Take a break to choose your next getaway, and you'll experience an instant shot of joy. Researchers from the Netherlands found that people who are in the process of planning a trip are happier than those who don't have a vacation on the horizon. Turns out that anticipating all the fun you're going to have is almost better than the actual trip! For a little help with your homework, try using TripIt, an app for Android and iPhone where you can gather itineraries, booking confirmations, reservations, and other vacay details in one place. Whenever you need to access the information, just go to the app and instantly find it.
Much has been made about how all those "look at my great life" posts on social media prompt many of us to feel bad about ourselves. But you've probably generated your own share of positive posts and photos, and scrolling back through them can lift your spirits.
It's the trifecta of health benefits: Gardening is great exercise, doing good is good for you, and getting dirt on your hands can directly improve your physical and mental health. Certain bacteria in dirt can increase levels of serotonin, a mood-boosting brain chemical, a study from the University of Bristol finds. Do the planting in a neighborhood plot, and you'll be even healthier; data show that people who participate in community gardening have significantly lower BMIs.
Can't get that tense conversation with your next-door neighbor out of your head? Put pen to paper (or fingers to keyboard) and record your thoughts. Then toss the paper or delete the document. This can help you mentally ditch those thoughts. No pen and paper nearby? Use the Evernote app on your phone. Then, when you get home, print it from your home computer, crumple it up, and say buh-bye to bad feelings.
You already know that walking can help you lose weight and improve your mood. It's finding the motivation to get moving that can be hard. The secret: adding a buddy to the mix. "People who did a physical activity with a spouse or friend enjoyed the workout more than those who went solo," says Genevieve Dunton, Ph.D., assistant professor of preventive medicine and psychology at the University of Southern California. The benefit is twofold: A companion takes your mind off the physical exertion and encourages you to keep going.

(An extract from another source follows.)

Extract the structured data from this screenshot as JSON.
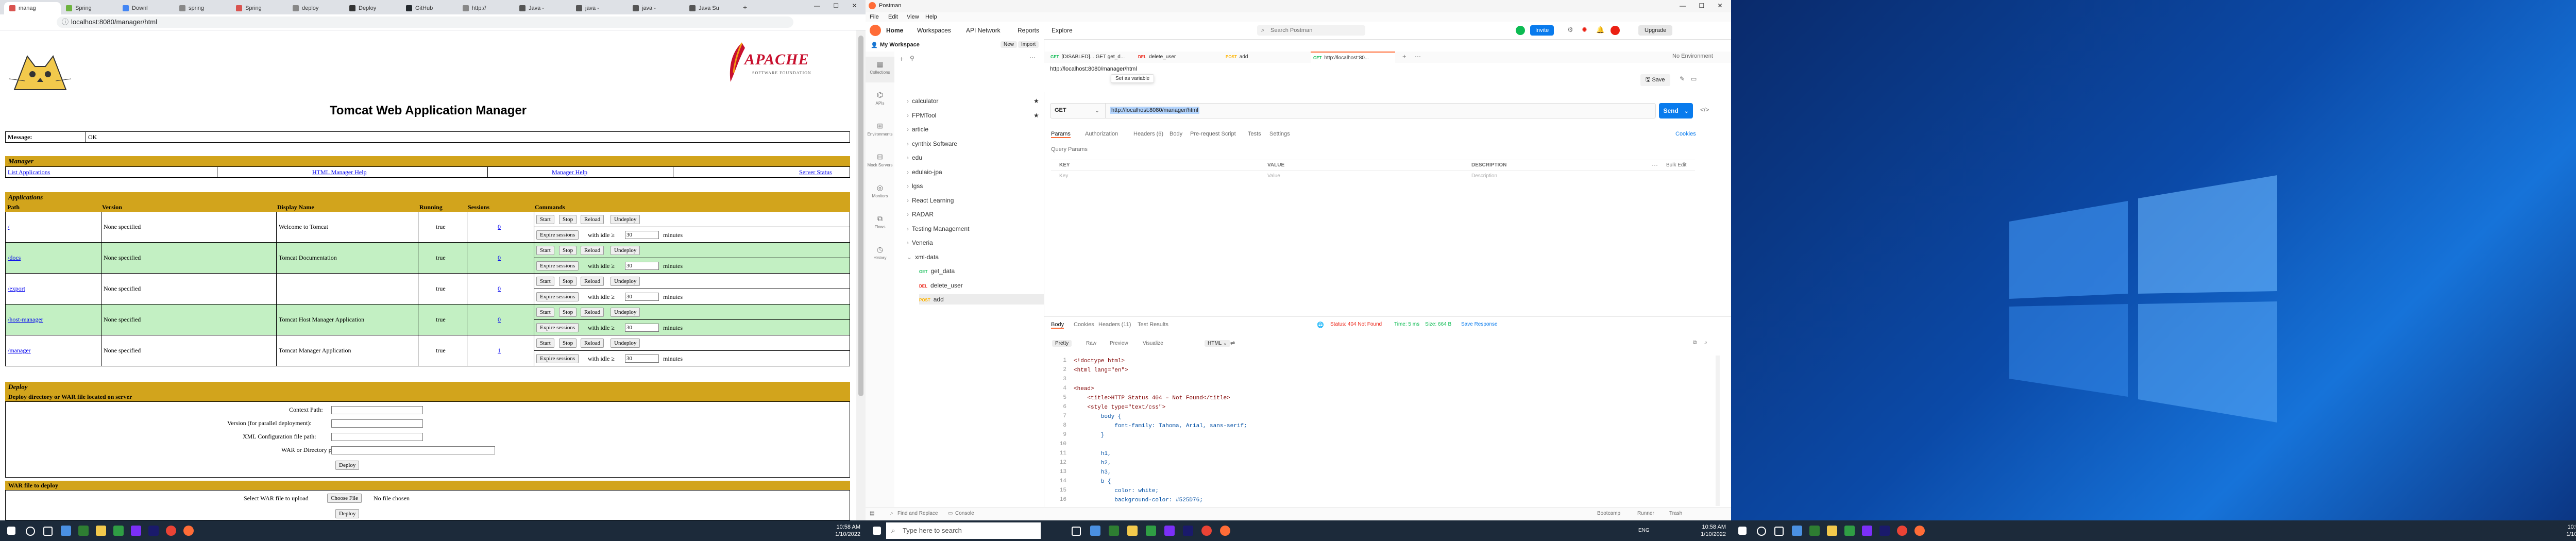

A messy desk can drain your brainpower: Having too much stuff in your line of sight can make it harder to focus. Don't attempt a whole-house overhaul, but instead tackle your workstation or wherever it is that you do most of your tasks, like paying bills or helping with homework. Buy pretty folders and organize your desk and drawers so you can clearly focus on one thing at a time. Your frazzled brain will thank you.
Instead of turning on the tube, pick up a book and hone your emotional intelligence. A new study found that people who regularly read literary fiction (think Alice Munro or Maeve Binchy) were more in tune to others' emotions -- a skill that improves personal and professional relationships. Why literary fiction? The characters and plotlines compel you to decipher complex emotions and relationships.
Need an extra push to exercise? Purchasing cute clothes to wear while sweating it out might make the difference. In a recent Northwestern University study, people who put on specific clothes performed better at tasks that were related to how they dressed. "A sporty outfit is generally associated with great athletic performance," says Hajo Adam, one of the researchers. "So it makes sense that you're more likely to go to the gym and perhaps work out harder." And then there's the dose of body confidence you'll get from wearing new duds. Affordable brands that look great on every body type include Moving Comfort and C9 by Champion.
You might already spend Sunday deciding your weekly meals, but remember to map out your snacks, too. Planning might be more important than willpower when it comes to eating healthfully. "You have to think about possible barriers in advance, and come up with strategies to handle them," says Cristina Godinho, a researcher from the Lisbon University Institute who studied the topic. In other words, if you know that the only snacks readily available at work are chips and soda, prep sliced fruit or veggies with a low-fat dip to take in. Having healthy munchies at the ready also makes it easy to say "no thanks" when the tray of leftover cookies is passed around.
Stop scarfing your food and take a full 30 minutes to enjoy your meal. Recent research from Texas Christian University found that the faster people ate, the more calories they consumed -- up to 10 percent more. "When people eat slowly, they may become more aware of when they start to feel full and are able to stop eating," says study author Meena Shah, Ph.D. Also, when you eat too quickly, you might not realize how much you're consuming, and it might take more food to feel satisfied. Ways to go slow: Take small bites, chew thoroughly, put your fork down between bites, and try to sip water throughout the meal.
These little moves take just five minutes (or less) and can make a big difference in your energy, mood, and more: Step Outside. A few minutes of exposure to natural daylight can give you a shot of energy and focus. Get Your Giggle On. Cue up the cute cat videos: A hearty laugh improves blood flow. Play some tunes. Silence might be golden, but listening to (upbeat) music is an instant mood-lifter. Check out foodie photos on Pinterest. They'll help keep a lid on your cravings -- really! Research shows that just seeing photos of food gives your brain the sensation of tasting it, too. Smile. Even if you're faking it, a study shows that grinning might help relieve stress.